Must I Keep Paying Child Support If My Child Moves Out Of The Other Parent’s House?
In Florida, during a divorce, the court may order one parent to make child support payments to the other parent. Usually, the parent living with the child receives child support payments. After child support is ordered, the obligation can extend for many years. The general rule is that child support payments end on a child’s 18th birthday. However, there are times when child support payments may continue past a child’s 18th birthday. For example, a parent may be required to keep making child support payments until a child’s 19th birthday if the child has not graduated from high school by their 18th birthday. In cases where a child has special needs or is incapacitated, child support may continue indefinitely.
There are also times when child support may end before a child’s 18th birthday. If your child, who is below the age of 18, moved out of the other parent’s house to live alone or in their friend’s house, you may be wondering if this is one of the situations that warrant child support termination before a child reaches the age of 18. So do you have to keep making child support payments if your child no longer lives with the other parent? Read on to find out.
Can a Child Support Order Be Changed if the Child Moves Out of the Other Parent’s House?
If your child, who is below the age of 18, moved out of the other parent’s house, you may be able to request child support modifications. You might be able to ask for child support termination if your child no longer lives with the other parent. However, to successfully terminate child support, you will need to show that your child is emancipated, has gotten married, or has entered the armed forces. In such cases, the state assumes the child is no longer being supported by their parents.
Generally, a child is emancipated when they reach the age of eighteen.
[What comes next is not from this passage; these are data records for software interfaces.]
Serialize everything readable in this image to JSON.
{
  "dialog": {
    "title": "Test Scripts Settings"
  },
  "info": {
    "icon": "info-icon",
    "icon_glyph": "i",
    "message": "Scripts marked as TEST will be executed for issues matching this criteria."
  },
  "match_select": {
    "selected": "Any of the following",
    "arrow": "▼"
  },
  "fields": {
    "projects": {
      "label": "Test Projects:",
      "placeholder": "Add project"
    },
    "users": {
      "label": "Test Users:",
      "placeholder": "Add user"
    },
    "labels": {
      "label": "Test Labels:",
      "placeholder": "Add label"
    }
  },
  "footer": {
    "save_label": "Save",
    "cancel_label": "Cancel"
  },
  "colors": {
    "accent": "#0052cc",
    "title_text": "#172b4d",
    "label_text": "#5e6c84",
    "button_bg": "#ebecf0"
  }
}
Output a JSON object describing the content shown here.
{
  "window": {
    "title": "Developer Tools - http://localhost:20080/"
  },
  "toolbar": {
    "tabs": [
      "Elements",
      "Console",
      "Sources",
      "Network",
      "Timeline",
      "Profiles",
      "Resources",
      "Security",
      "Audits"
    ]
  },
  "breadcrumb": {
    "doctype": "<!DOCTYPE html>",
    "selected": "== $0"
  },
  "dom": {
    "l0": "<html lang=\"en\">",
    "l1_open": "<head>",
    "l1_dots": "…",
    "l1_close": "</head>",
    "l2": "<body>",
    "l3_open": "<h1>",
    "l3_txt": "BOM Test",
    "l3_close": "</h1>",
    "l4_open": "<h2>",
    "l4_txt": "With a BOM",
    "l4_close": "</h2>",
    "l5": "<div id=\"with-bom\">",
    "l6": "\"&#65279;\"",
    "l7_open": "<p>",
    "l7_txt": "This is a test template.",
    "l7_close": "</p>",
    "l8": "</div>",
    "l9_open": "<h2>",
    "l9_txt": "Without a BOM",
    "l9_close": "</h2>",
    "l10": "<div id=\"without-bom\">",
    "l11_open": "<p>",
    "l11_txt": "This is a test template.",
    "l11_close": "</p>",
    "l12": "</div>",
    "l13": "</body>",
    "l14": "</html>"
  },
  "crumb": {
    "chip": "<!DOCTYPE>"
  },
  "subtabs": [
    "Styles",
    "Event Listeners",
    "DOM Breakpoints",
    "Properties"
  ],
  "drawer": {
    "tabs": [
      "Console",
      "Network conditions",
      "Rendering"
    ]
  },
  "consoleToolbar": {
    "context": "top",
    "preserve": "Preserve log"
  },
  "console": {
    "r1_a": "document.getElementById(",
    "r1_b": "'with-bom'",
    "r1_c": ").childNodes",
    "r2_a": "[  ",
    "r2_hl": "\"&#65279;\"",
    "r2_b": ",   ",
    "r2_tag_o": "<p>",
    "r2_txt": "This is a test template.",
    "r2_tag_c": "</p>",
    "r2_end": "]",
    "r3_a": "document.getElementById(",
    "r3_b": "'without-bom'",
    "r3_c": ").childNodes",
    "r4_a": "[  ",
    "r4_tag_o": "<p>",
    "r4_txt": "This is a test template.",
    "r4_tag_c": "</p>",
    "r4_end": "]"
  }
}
However, a minor child can apply for emancipation. If a minor child applies for emancipation and the court approves their request, the child gains all the rights and responsibilities of an adult, including supporting themselves financially. However, in Florida, a child cannot be deemed emancipated before they reach the age of sixteen. Also, in Florida, unless the child is pregnant and the judge approves the marriage, a minor child under 16 cannot get married.
Requesting Child Support Modification in Florida
There are other circumstances where you may be able to lower or terminate child support even if your child has not reached the age of 18. For instance, if there’s been a significant change in your income or the other parent has seen an increase in income, you can request child support modification. Whatever your reason for requesting child support modification, it is in your best interest to seek help from a qualified child support lawyer. A skilled attorney can, among other things, help you file the necessary paperwork, gather the evidence needed to prove your case, and handle any legal issues that may arise.
Contact an Orlando Child Support Lawyer
If you need help with any child support-related issue, contact our Orlando child support attorneys at the Arwani Law Firm.